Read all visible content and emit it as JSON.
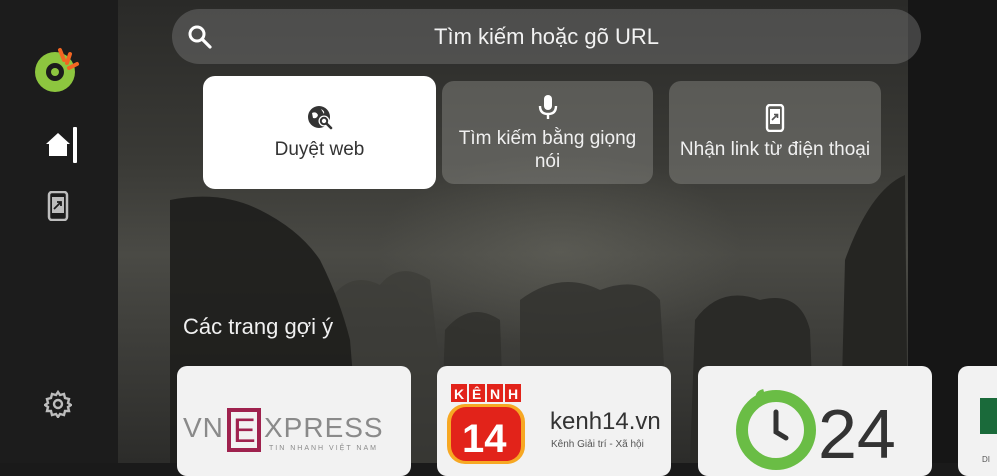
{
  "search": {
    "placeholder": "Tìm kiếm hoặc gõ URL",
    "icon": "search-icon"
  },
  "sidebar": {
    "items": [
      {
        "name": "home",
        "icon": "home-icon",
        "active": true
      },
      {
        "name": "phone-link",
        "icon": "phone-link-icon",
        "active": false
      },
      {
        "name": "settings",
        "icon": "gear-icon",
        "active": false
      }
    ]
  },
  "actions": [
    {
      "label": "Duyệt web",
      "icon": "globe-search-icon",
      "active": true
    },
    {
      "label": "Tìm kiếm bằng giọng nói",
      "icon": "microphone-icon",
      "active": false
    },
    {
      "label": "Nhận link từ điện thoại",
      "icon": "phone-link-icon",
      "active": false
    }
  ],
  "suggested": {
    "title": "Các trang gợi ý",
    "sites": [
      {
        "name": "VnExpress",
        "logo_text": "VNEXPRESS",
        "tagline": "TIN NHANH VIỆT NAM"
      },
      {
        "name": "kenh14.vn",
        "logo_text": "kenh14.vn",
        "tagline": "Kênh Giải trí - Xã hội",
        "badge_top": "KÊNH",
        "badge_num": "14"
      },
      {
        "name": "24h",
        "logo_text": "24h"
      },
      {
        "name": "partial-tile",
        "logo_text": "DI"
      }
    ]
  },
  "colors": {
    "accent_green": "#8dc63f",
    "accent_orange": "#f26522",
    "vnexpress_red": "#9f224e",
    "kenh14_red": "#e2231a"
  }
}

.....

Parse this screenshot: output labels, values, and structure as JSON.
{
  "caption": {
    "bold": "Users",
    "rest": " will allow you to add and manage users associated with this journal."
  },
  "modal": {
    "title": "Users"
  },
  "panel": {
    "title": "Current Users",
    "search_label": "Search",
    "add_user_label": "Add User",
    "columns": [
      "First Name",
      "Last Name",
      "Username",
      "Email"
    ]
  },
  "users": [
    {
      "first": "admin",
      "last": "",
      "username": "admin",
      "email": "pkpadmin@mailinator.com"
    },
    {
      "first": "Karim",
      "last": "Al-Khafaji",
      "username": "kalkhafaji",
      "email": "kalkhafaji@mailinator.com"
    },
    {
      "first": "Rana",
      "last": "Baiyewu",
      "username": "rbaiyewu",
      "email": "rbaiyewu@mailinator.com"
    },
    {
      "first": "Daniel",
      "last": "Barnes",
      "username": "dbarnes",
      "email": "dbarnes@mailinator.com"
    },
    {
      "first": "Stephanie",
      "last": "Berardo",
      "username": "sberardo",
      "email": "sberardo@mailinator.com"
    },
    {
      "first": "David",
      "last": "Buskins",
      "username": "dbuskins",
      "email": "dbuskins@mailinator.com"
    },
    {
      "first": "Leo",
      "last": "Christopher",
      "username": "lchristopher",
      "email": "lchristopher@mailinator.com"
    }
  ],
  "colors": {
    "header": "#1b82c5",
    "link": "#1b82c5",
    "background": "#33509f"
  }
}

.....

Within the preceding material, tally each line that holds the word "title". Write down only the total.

> WRITTEN RESPONSE: 3